Part of the conceptual wager of my novel, however, also has to do with my second book project, to be entitled Shakespeare: In Serie (to be published with S. Fischer Verlag). Following upon my most recent publication, Serial Shakespeare: An Infinite Variety of Appropriations in American TV Drama, this book will explore the philosophical, psychoanalytic, and aesthetic implications of seriality within Shakespeare’s dramatic works. This entails treating his oeuvre as a complex aggregate, in which each of the plays functions as an individual machine that itself is predicated on serial structures regarding character figurations, thematic constellations and poetic formulas. When individual plays are then crossmapped – based not on chronology or genre but on common themes and concerns – what emerges is an operative hermeneutics: A reading effect that traces transformations and refigurations developed from one play to the next.
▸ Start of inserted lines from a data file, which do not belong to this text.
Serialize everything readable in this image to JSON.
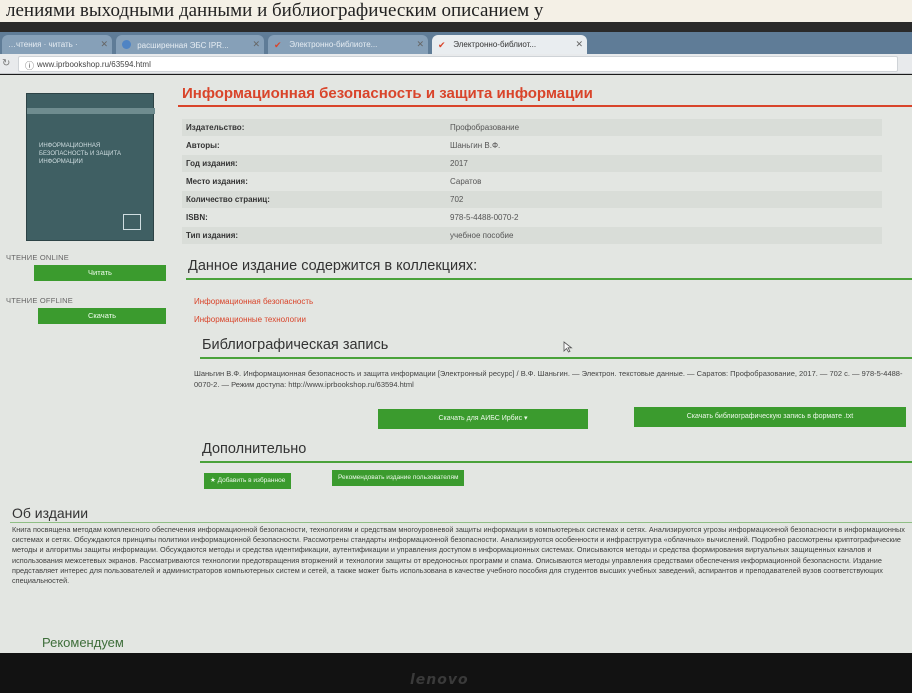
{
  "caption": "лениями выходными данными и библиографическим описанием у",
  "tabs": [
    {
      "label": "…чтения · читать ·"
    },
    {
      "label": "расширенная ЭБС IPR..."
    },
    {
      "label": "Электронно-библиоте..."
    },
    {
      "label": "Электронно-библиот..."
    }
  ],
  "url": "www.iprbookshop.ru/63594.html",
  "book": {
    "cover_title": "ИНФОРМАЦИОННАЯ БЕЗОПАСНОСТЬ И ЗАЩИТА ИНФОРМАЦИИ",
    "title": "Информационная безопасность и защита информации",
    "meta": [
      {
        "key": "Издательство:",
        "value": "Профобразование"
      },
      {
        "key": "Авторы:",
        "value": "Шаньгин В.Ф."
      },
      {
        "key": "Год издания:",
        "value": "2017"
      },
      {
        "key": "Место издания:",
        "value": "Саратов"
      },
      {
        "key": "Количество страниц:",
        "value": "702"
      },
      {
        "key": "ISBN:",
        "value": "978-5-4488-0070-2"
      },
      {
        "key": "Тип издания:",
        "value": "учебное пособие"
      }
    ]
  },
  "sidebar": {
    "online_label": "ЧТЕНИЕ ONLINE",
    "read_button": "Читать",
    "offline_label": "ЧТЕНИЕ OFFLINE",
    "download_button": "Скачать"
  },
  "collections": {
    "heading": "Данное издание содержится в коллекциях:",
    "items": [
      "Информационная безопасность",
      "Информационные технологии"
    ]
  },
  "bibliography": {
    "heading": "Библиографическая запись",
    "text": "Шаньгин В.Ф. Информационная безопасность и защита информации [Электронный ресурс] / В.Ф. Шаньгин. — Электрон. текстовые данные. — Саратов: Профобразование, 2017. — 702 c. — 978-5-4488-0070-2. — Режим доступа: http://www.iprbookshop.ru/63594.html",
    "button_irbis": "Скачать для АИБС Ирбис ▾",
    "button_txt": "Скачать библиографическую запись в формате .txt"
  },
  "additional": {
    "heading": "Дополнительно",
    "favorite_button": "★ Добавить в избранное",
    "recommend_button": "Рекомендовать издание пользователям"
  },
  "about": {
    "heading": "Об издании",
    "text": "Книга посвящена методам комплексного обеспечения информационной безопасности, технологиям и средствам многоуровневой защиты информации в компьютерных системах и сетях. Анализируются угрозы информационной безопасности в информационных системах и сетях. Обсуждаются принципы политики информационной безопасности. Рассмотрены стандарты информационной безопасности. Анализируются особенности и инфраструктура «облачных» вычислений. Подробно рассмотрены криптографические методы и алгоритмы защиты информации. Обсуждаются методы и средства идентификации, аутентификации и управления доступом в информационных системах. Описываются методы и средства формирования виртуальных защищенных каналов и использования межсетевых экранов. Рассматриваются технологии предотвращения вторжений и технологии защиты от вредоносных программ и спама. Описываются методы управления средствами обеспечения информационной безопасности. Издание представляет интерес для пользователей и администраторов компьютерных систем и сетей, а также может быть использована в качестве учебного пособия для студентов высших учебных заведений, аспирантов и преподавателей вузов соответствующих специальностей."
  },
  "recommend": {
    "heading": "Рекомендуем"
  },
  "brand": "lenovo",
  "colors": {
    "accent_red": "#d9442a",
    "button_green": "#3b9b2e",
    "rule_green": "#4aa23a"
  }
}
In my novel, the daughter is, in fact, thinking through one of the chapters of this book for me, namely the one on secrets, ghosts and conspiracies in Shakespeare’s plays. Before she finds out about her father’s sudden death, she regularly meets up with her best friend, a photo historian, with whom she is involved in a Shakespeare project of her own. They converse about lines of connections between the secrets on which his romance plots are based and secrets that drive political conspiracies in his history plays. Once the brother gets the NYPD to investigate the mysterious death of the father, the myriad explorations of crypts, codes, clandestine plots, and secretive actions in Hamlet accompany my heroine in her hermeneutic adventures into the past. The concept that I have come up with to explore both her obsession with secrets in her own family romance and the excessive enjoyment of secret knowledge which Shakespeare’s plays unfold is “cryptomania” – a passion for that which is hidden, for vaults that preserve secrets, but also for a particular type of erotic desire. After all, to imagine the world to be shaped by secrets also means designating certain people as being particularly gifted in dis-covering and transmitting this classified knowledge – secret agents, detectives, neurotic daydreamers and literary scholars.